Palestinian leader Mahmoud Abbas has announced that parliamentary elections set for 17 July will be postponed.
Hamas have made strong showings in recent local elections
In a public decree, he said he wanted to allow more time to resolve a dispute over changes to the election law.
Mr Abbas said a new date would be set after talks with the Palestinian factions and law makers.
The move has been condemned by militant group Hamas, which correspondents say had been poised to do well in its first run at a legislative poll.
The group had made a strong showing in recent local elections, and some observers say it could challenge the ruling Fatah party's dominance of the parliament.
Mr Abbas did not set a new date for the election, but Palestinian officials have talked about a delay of several months.
The dispute stalling the vote is over the method by which candidates would be selected.
The postponement will please many in Mr Abbas' Fatah party because they want more time to prepare for the poll, the BBC's Barbara Plett reports from Jerusalem.
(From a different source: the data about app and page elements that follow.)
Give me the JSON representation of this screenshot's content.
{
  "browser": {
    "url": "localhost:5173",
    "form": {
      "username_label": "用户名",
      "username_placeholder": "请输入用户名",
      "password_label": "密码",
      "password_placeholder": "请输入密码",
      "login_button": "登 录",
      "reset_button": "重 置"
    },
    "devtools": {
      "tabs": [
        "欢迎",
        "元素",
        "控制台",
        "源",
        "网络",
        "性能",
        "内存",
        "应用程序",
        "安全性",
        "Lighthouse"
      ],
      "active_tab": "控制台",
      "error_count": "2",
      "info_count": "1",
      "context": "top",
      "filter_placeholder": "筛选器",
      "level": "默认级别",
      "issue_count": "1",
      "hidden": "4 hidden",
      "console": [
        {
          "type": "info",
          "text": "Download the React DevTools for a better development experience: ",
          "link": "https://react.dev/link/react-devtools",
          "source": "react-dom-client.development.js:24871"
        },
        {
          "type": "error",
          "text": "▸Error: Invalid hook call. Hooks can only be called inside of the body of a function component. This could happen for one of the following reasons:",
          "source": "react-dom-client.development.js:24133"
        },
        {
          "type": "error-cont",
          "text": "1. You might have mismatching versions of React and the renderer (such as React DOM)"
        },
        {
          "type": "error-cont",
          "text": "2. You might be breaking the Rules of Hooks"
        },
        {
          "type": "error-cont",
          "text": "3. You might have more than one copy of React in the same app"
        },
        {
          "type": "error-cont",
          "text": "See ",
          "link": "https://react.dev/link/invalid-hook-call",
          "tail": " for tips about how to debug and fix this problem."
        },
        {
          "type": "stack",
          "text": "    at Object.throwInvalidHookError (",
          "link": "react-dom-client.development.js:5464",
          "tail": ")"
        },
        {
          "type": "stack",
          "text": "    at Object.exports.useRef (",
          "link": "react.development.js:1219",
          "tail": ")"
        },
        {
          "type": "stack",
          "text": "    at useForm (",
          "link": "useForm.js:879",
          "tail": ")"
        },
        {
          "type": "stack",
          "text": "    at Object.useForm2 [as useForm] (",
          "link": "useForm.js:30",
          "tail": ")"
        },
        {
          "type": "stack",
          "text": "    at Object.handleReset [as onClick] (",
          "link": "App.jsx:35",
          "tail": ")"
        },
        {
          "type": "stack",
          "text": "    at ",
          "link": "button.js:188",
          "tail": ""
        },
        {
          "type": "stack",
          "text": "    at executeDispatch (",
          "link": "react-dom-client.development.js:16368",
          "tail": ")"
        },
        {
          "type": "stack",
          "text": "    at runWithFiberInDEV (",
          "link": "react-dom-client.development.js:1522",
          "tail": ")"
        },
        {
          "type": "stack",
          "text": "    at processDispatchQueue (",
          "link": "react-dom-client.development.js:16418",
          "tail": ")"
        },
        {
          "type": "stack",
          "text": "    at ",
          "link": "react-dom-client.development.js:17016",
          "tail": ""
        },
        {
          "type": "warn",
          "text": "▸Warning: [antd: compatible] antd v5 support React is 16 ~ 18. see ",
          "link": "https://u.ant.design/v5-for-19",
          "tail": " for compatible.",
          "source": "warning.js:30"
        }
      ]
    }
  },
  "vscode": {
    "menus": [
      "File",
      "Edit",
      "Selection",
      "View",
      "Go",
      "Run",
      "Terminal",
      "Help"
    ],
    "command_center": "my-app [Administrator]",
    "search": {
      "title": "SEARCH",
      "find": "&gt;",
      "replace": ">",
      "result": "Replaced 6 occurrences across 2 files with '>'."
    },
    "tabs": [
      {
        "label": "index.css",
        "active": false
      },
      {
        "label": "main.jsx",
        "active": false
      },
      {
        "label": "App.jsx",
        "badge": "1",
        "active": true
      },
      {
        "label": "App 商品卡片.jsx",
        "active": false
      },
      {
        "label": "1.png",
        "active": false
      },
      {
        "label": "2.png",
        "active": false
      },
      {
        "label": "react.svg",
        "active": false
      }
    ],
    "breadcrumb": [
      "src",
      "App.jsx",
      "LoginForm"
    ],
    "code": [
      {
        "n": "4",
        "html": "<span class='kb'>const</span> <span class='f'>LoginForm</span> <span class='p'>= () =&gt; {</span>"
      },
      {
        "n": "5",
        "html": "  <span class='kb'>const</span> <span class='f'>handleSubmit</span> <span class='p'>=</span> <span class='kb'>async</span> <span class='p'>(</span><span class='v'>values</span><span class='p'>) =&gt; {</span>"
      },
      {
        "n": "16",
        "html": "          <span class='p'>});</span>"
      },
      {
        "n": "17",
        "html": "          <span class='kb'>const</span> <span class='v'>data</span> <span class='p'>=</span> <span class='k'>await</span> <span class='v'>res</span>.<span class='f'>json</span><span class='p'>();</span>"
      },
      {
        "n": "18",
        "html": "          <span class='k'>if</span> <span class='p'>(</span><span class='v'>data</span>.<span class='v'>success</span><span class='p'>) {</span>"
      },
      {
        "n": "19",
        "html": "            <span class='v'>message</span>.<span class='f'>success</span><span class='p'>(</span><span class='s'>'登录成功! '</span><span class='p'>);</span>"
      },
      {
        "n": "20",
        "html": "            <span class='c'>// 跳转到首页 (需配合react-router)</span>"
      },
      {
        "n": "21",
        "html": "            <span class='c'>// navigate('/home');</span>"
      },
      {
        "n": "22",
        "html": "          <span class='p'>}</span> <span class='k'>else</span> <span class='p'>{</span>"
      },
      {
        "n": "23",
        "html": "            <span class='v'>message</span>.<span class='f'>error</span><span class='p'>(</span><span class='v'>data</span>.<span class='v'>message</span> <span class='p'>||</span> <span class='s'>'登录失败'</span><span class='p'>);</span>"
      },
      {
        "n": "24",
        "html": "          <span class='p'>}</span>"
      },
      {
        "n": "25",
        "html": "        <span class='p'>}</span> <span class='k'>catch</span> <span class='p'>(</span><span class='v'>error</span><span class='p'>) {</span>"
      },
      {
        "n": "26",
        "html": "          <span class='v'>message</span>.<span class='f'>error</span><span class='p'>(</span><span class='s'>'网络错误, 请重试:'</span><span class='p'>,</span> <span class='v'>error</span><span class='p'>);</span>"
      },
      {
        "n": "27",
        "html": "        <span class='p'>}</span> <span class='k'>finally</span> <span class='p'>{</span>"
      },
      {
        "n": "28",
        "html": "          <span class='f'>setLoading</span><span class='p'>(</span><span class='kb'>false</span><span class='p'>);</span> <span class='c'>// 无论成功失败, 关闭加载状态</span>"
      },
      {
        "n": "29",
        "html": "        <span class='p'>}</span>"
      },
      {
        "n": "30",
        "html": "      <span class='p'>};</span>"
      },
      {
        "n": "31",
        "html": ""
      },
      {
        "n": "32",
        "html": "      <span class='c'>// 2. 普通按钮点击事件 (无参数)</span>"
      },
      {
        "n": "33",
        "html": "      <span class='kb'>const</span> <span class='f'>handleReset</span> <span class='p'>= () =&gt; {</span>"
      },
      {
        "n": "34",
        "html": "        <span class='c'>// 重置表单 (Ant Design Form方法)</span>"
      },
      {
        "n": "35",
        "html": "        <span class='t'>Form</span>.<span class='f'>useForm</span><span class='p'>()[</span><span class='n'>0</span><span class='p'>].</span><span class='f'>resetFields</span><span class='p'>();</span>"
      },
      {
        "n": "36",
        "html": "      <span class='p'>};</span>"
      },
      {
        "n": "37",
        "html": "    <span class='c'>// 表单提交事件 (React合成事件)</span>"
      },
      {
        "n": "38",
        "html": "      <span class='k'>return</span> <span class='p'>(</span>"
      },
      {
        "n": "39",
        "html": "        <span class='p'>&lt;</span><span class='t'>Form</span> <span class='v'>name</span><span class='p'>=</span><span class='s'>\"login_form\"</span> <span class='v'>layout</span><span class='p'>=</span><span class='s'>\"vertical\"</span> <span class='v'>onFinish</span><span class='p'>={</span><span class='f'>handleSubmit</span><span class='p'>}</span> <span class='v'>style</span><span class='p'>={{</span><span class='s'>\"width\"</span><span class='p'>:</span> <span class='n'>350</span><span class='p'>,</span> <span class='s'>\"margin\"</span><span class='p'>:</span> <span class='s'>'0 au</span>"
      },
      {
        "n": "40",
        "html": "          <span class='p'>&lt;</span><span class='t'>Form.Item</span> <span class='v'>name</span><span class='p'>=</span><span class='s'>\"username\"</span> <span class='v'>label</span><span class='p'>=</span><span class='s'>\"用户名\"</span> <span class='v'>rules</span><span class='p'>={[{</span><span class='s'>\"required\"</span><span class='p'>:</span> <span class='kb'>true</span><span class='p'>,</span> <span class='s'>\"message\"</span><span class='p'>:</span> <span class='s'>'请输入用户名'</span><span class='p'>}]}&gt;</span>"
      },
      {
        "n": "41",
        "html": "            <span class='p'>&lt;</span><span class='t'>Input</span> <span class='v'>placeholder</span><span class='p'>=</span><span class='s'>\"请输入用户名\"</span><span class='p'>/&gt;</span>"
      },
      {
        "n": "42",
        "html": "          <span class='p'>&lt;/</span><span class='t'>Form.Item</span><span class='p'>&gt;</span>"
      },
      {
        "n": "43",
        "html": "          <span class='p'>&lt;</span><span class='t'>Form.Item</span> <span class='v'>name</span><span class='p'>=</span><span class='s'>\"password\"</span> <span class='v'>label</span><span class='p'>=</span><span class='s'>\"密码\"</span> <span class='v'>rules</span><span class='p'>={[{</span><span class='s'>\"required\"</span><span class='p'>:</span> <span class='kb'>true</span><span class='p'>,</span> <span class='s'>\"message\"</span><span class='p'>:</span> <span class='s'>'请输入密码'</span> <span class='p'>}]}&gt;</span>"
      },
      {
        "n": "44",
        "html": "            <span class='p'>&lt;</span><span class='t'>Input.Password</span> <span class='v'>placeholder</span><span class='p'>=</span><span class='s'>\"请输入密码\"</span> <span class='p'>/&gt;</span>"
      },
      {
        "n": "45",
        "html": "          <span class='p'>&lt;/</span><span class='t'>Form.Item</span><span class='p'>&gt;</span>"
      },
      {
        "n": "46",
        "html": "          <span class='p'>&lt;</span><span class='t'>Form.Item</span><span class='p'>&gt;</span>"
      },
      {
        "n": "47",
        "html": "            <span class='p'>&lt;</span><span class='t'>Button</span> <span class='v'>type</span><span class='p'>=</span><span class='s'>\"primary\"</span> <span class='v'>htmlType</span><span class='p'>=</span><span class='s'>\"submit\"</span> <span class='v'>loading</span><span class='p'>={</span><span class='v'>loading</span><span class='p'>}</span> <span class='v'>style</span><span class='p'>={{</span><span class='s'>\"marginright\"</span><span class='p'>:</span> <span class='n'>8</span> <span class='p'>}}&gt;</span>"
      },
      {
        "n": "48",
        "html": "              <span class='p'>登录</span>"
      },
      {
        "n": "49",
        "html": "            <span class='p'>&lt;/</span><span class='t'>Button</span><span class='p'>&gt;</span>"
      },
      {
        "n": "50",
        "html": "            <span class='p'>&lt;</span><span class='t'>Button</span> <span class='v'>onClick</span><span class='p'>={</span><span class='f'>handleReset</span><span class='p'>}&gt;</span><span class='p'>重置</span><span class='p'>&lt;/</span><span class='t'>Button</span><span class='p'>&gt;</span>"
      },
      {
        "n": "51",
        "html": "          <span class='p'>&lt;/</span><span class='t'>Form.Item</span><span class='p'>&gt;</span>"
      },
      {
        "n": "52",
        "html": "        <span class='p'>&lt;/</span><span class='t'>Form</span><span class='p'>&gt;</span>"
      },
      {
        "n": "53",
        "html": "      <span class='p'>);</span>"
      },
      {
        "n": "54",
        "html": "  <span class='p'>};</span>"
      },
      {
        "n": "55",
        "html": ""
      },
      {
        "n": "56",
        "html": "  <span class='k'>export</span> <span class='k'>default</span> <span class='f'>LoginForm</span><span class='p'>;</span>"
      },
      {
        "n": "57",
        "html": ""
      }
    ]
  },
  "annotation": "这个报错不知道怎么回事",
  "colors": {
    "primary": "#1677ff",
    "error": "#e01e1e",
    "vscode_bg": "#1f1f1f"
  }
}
The movement is in disarray and tarnished by a reputation for corruption and inefficiency, our correspondent says.
The election date was part of a broader agreement between Mr Abbas and the factions that included a ceasefire.
Hamas had earlier threatened to re-think the truce if the date was changed.
"We consider this decision as a violation for all the Palestinian understandings and national agreements," Hamas spokesman Sami Abu Zuhri said, according to the Associated Press news agency.